Technology for New Administrators
A primer for Paul Andrews’s initial administrator course, fall 2016. Updated for spring 2018 with John Rexford’s cohort. (Session led by Rachel Wente-Chaney.)
Part One: Introduction
On your path to education leadership, I suspect you’ll encounter technology on a daily basis. I don’t suspect (or believe) you need to become “more techie” to lead well in this space. (I’m in the camp that believes technology should be becoming more human.) Those of us who get technology understand it’s merely a system for getting something done. Today, when we say the word technology, we often mean a computer system for getting something done. A century ago, it was Ford’s Model T and the use of X-rays in surgery. Time rolls on….
You will want to understand tech well enough to use it effectively for your own work and learning. You will probably be asked for your vision on how to use it in support of your staff and students. You may need to budget for it. Depending on your role, you may also need to troubleshoot it. And, in my perfect world, you’ll have ideas about things you want to do in your schools that technology will be able to support.
In our time together this fall, I want to start with an introduction to technology in our classrooms. The past decade has brought big changes in how we think about and use technology for learning. We’ll talk about the changes and why, in 2016, we’re not going to talk about computer labs and doc cameras and which software to buy. (Hint: we’re going to start with what you want to do and then identify support for figuring out the details.)
I want to end with a list of resources and connections. This conversation we’re having in September 2016? It’s going to be outdated soon. As you begin leading vision and planning in the coming years, I don’t want you to be referring to a list of network speed recommendations, operating system version comparisons, and which NIC is most reliable. (What’s a NIC???) Instead, I hope you’ll be referring back to our conversations and a list of who to reach out to when you have that first set of questions you feel unprepared to answer.
In preparation for our class next week, watch Michael Wesch’s video (on the right). This is an oldie-but-goodie that dates waaaayyyy back to 2007. I’m going to suggest that it illustrates the acceleration point for technology in education for our generation. We’ll follow it in person with some newer videos, but I think this does the best job of setting the stage for our conversation. Things to think about:

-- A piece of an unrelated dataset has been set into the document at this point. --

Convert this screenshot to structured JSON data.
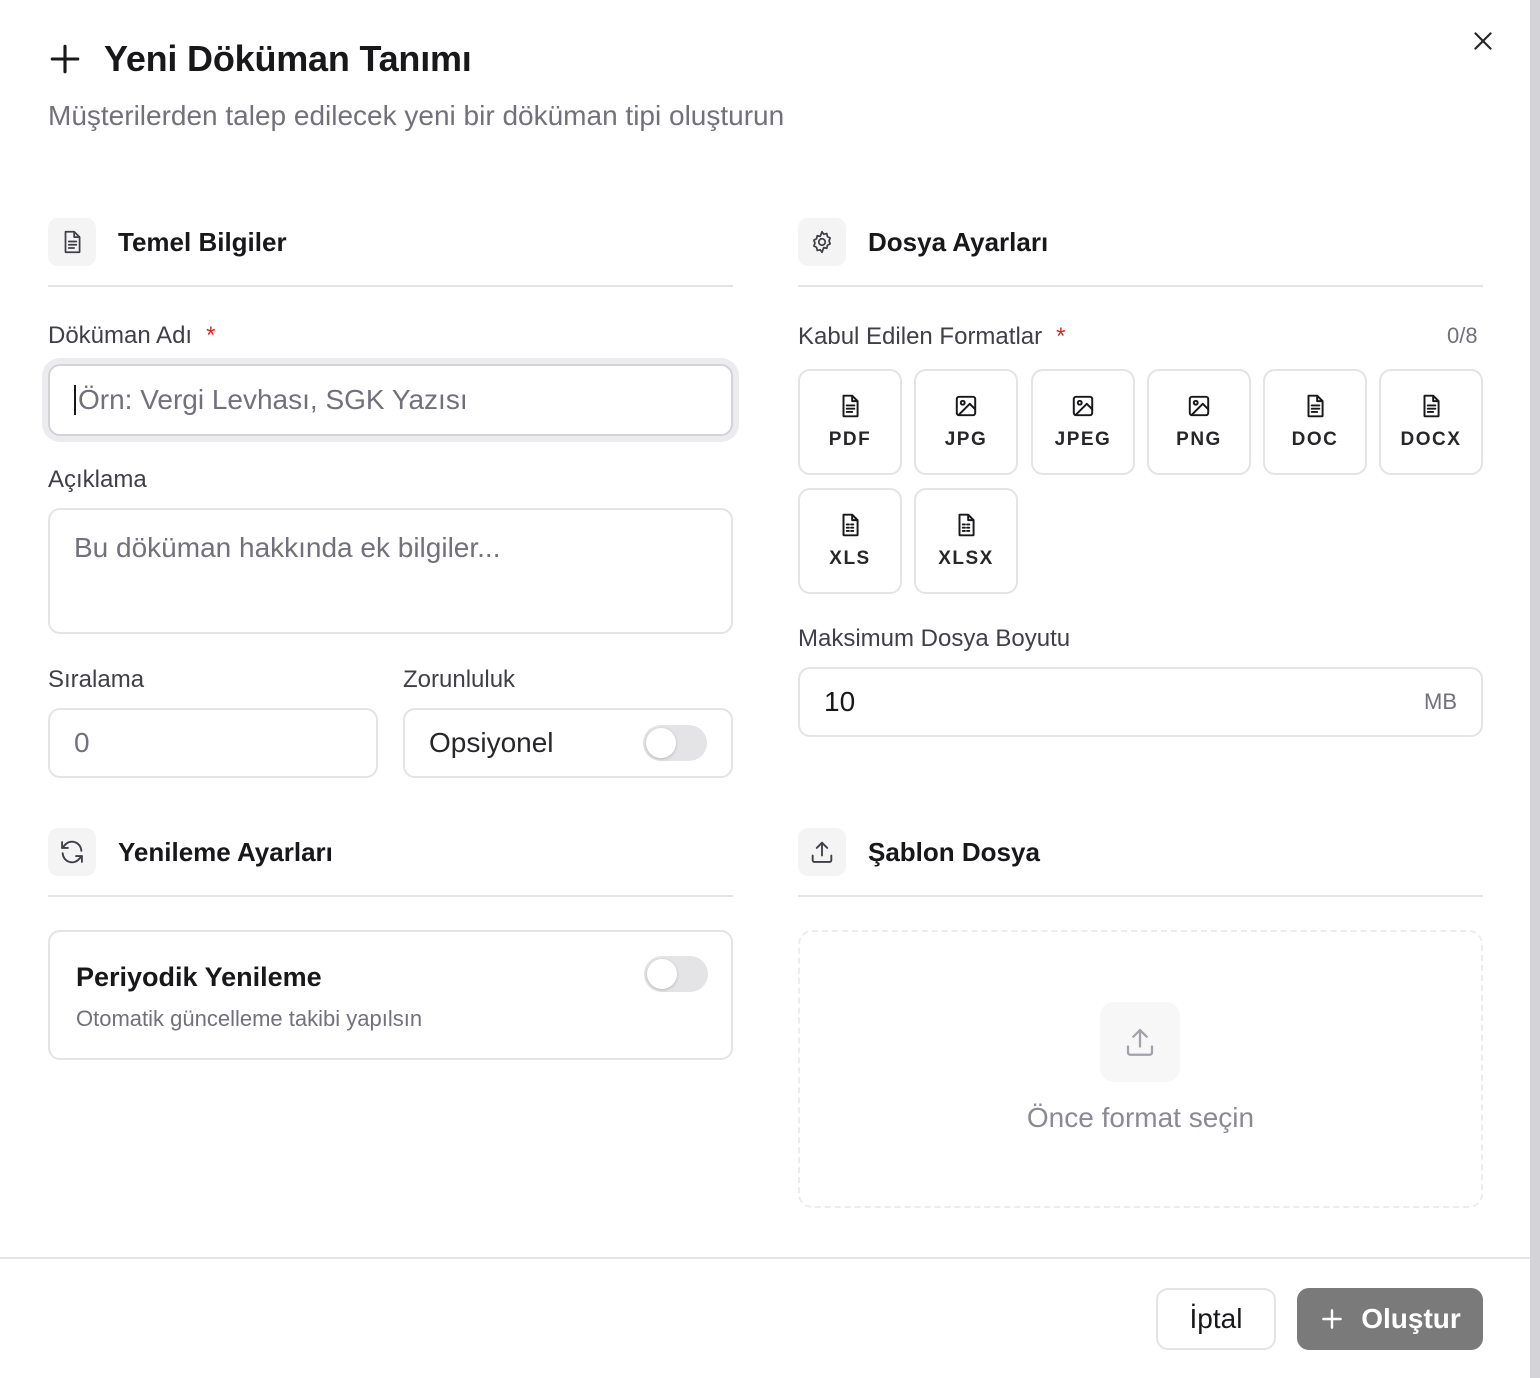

- Yahoo and Blogger and Flickr were featured (and were the big dogs of the Internet, circa 2007). Who are the big dogs now?
- How do the big dogs affect education, if at all? What are the positive aspects? Negative?
- Reflect on your personal comfort level with technology. Are you excited about technology challenges you’ll face as an administrator or do they make you want to turn off the internet and keep phones off campus?
Part Two: Who to Know
There are incredible administrators who share and connect online. They tell their stories and stories of their schools, communities, and students. They share resources, opinions, challenges, solutions, and empathy. They sometimes share trash talk about Ducks v Beavers.
You don’t have to become Donald Trump on Twitter (not a political remark; he’s prolific on social media and a good, timely reference) to get value from social media, be it Twitter, Facebook, Pinterest, Instagram, Snapchat, or the community that catapults to the top next week. Don’t be afraid to lurk online and learn. I’ve added some good follows to get you started.
The Connected Principals hashtag was started and is led by a small group of school administrators that wants to share best practices in education. The contributors have different experiences in education but all have the same goal: what is best for students. (Pro tip: Following a #hashtag is following a topic or group, while following an @account is following and connecting with a person.)
Jason is the principal at Leyden High School, in the west suburbs of Chicago. He’s one of the most engaged and engaging principals in the use of technology and social tools for connecting his community, supporting student learning, and getting his own work done. Jason started #leydenpride and shares the curating and posting responsibility with a growing group of students, teachers, parents, and community members.
Kevin is the principal of Boise-Eliot/Humboldt School in Portland, Oregon. He’s not as prolific on social media as Jason, but is a great example of a principal who challenged himself one summer to start finding ways to celebrate his students and school community.
Dr. Rachael George
Rachael is the principal of Sandy Grade School in Sandy, Oregon. She is an administrator to follow for both her celebration of her school community and the curriculum, policy, and leadership posts she shares and retweets.
Part Three: Access, Mobility, and Security
This is when we take our introduction and our resources and tackle what I think is important for you to know right now. We’ll have generous time for group discussion and a playful task for reflection.